**What you will do:** Output only these lines, set down exactly: the one containing "Convert this screenshot" and each line after it through the end of the records.

Data provided section start

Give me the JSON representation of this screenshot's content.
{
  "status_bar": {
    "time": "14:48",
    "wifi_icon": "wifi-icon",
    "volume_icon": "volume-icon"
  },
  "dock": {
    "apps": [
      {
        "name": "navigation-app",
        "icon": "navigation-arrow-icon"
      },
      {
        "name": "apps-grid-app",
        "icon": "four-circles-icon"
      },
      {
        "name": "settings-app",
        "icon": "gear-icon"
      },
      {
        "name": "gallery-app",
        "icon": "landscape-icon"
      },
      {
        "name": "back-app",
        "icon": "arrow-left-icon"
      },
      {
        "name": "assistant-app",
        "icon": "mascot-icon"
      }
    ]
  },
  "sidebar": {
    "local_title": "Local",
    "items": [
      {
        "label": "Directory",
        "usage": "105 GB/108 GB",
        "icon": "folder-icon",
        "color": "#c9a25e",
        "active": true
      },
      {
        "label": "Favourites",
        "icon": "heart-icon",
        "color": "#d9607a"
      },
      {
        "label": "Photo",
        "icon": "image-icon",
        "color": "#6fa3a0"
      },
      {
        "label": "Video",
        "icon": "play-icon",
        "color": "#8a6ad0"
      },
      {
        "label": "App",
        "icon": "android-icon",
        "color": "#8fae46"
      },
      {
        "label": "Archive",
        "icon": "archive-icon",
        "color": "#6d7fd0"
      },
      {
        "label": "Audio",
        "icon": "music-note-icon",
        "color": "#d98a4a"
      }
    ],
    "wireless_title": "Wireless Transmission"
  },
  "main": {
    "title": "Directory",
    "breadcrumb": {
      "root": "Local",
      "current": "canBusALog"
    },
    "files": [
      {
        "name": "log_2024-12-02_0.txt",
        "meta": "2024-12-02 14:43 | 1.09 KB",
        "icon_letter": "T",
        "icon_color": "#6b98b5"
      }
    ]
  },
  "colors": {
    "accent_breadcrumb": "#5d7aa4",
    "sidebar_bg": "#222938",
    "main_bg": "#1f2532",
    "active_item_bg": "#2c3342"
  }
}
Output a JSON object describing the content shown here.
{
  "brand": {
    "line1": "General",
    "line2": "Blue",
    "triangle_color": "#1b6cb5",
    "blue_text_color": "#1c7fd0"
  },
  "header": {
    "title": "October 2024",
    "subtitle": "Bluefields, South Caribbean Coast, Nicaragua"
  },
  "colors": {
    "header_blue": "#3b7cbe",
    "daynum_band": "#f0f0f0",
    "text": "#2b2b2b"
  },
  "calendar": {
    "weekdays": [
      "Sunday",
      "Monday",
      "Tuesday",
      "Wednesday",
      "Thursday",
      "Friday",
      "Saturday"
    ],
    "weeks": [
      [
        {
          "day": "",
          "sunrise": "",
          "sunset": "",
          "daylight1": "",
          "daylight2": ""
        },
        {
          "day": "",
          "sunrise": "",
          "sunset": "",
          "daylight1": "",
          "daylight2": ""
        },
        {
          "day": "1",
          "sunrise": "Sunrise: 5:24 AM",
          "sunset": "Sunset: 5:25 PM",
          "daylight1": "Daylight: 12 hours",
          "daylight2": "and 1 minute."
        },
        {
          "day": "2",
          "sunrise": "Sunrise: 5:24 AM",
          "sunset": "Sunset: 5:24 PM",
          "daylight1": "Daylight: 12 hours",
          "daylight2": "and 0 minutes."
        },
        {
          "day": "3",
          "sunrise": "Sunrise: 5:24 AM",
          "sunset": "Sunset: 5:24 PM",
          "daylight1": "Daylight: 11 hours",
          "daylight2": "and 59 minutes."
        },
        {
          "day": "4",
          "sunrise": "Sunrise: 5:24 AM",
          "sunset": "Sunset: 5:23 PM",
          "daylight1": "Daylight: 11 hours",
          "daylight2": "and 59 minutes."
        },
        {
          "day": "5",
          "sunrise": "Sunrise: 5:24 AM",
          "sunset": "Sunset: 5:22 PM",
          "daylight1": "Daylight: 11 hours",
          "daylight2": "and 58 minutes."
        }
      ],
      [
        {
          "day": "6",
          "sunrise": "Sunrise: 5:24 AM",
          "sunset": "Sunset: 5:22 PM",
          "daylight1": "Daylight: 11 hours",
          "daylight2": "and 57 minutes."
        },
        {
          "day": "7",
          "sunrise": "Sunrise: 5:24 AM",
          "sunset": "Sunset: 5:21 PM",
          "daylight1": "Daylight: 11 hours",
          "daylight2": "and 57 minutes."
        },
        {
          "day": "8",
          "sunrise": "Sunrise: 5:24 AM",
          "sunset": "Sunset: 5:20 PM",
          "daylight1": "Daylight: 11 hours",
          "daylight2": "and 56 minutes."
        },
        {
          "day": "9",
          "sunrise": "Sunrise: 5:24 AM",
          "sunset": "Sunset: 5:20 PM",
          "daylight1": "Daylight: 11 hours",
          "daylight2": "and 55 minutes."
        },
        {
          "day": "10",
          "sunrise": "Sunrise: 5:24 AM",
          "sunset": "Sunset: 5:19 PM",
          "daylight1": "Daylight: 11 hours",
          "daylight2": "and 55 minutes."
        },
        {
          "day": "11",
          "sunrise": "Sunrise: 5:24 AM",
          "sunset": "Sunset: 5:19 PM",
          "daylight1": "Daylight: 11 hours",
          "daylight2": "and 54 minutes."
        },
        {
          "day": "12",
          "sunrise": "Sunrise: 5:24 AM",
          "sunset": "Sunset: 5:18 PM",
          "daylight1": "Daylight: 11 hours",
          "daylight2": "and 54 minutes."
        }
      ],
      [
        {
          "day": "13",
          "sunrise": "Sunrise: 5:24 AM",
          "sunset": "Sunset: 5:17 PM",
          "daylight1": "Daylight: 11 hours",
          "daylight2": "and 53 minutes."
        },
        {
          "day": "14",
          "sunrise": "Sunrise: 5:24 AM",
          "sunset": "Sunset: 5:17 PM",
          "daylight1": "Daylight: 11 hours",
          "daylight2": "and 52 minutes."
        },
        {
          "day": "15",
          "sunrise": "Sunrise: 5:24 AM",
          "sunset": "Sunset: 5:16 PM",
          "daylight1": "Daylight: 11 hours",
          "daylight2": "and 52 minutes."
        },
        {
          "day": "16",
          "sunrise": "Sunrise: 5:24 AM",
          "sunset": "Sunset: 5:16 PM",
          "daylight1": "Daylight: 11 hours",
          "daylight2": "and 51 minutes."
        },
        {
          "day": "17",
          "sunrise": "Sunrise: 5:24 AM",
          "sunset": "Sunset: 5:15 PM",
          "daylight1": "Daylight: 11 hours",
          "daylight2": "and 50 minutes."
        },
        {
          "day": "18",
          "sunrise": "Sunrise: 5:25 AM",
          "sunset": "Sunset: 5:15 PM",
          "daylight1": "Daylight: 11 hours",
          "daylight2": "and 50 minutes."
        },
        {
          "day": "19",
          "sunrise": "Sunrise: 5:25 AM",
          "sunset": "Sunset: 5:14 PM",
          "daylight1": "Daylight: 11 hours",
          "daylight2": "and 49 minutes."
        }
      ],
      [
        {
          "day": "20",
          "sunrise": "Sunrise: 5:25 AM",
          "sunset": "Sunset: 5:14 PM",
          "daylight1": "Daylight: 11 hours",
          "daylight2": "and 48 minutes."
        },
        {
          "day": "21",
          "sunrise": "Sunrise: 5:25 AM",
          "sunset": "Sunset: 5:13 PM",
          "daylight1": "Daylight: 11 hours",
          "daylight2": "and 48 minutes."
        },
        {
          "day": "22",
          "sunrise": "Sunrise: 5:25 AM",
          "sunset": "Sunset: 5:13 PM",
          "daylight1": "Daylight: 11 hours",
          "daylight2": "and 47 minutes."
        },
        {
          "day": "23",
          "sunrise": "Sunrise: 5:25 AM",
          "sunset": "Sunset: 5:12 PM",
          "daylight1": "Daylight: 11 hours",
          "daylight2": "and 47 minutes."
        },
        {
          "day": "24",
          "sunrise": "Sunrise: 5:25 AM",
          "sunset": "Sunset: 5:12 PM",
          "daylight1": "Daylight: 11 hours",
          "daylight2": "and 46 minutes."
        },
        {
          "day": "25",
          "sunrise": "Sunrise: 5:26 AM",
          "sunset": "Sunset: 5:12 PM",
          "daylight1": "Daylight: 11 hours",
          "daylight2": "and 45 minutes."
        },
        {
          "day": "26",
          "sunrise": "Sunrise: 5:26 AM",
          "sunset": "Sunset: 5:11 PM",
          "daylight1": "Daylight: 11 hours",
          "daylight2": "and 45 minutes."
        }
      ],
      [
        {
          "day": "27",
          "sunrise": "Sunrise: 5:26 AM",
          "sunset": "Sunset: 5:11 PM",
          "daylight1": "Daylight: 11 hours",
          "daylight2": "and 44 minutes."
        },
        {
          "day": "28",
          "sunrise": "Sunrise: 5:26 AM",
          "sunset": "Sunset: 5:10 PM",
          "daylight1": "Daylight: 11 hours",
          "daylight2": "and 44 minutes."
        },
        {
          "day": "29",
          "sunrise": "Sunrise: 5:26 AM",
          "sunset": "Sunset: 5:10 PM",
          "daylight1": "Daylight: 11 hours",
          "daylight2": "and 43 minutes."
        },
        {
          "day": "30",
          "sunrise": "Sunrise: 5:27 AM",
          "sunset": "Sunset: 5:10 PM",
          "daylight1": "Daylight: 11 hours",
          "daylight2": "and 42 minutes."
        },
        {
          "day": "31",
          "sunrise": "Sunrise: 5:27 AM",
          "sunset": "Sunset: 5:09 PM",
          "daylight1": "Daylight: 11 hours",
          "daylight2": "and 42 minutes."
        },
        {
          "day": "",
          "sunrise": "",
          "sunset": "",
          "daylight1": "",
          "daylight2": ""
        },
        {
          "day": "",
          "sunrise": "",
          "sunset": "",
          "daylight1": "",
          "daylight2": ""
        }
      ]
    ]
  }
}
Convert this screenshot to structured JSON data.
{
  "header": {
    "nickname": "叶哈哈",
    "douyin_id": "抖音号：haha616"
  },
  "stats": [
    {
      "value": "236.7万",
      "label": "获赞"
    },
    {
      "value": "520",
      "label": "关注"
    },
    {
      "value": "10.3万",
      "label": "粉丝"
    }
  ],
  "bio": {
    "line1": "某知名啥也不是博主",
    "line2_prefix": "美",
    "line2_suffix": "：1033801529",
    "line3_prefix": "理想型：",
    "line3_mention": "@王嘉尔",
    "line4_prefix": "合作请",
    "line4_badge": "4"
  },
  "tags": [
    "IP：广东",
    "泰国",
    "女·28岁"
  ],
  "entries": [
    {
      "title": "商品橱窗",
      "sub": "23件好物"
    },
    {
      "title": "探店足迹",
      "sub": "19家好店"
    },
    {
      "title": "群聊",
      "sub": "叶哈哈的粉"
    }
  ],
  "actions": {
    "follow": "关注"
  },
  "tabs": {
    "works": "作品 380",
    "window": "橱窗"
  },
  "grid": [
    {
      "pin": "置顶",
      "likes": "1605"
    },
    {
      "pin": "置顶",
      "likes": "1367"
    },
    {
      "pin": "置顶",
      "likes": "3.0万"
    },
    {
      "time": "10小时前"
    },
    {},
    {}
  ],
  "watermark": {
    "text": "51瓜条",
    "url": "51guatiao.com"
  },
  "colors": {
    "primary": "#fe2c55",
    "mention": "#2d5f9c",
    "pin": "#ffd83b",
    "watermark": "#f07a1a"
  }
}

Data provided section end

**Final answer:**
Convert this screenshot to structured JSON data.
{
  "header": {
    "nickname": "叶哈哈",
    "douyin_id": "抖音号：haha616"
  },
  "stats": [
    {
      "value": "236.7万",
      "label": "获赞"
    },
    {
      "value": "520",
      "label": "关注"
    },
    {
      "value": "10.3万",
      "label": "粉丝"
    }
  ],
  "bio": {
    "line1": "某知名啥也不是博主",
    "line2_prefix": "美",
    "line2_suffix": "：1033801529",
    "line3_prefix": "理想型：",
    "line3_mention": "@王嘉尔",
    "line4_prefix": "合作请",
    "line4_badge": "4"
  },
  "tags": [
    "IP：广东",
    "泰国",
    "女·28岁"
  ],
  "entries": [
    {
      "title": "商品橱窗",
      "sub": "23件好物"
    },
    {
      "title": "探店足迹",
      "sub": "19家好店"
    },
    {
      "title": "群聊",
      "sub": "叶哈哈的粉"
    }
  ],
  "actions": {
    "follow": "关注"
  },
  "tabs": {
    "works": "作品 380",
    "window": "橱窗"
  },
  "grid": [
    {
      "pin": "置顶",
      "likes": "1605"
    },
    {
      "pin": "置顶",
      "likes": "1367"
    },
    {
      "pin": "置顶",
      "likes": "3.0万"
    },
    {
      "time": "10小时前"
    },
    {},
    {}
  ],
  "watermark": {
    "text": "51瓜条",
    "url": "51guatiao.com"
  },
  "colors": {
    "primary": "#fe2c55",
    "mention": "#2d5f9c",
    "pin": "#ffd83b",
    "watermark": "#f07a1a"
  }
}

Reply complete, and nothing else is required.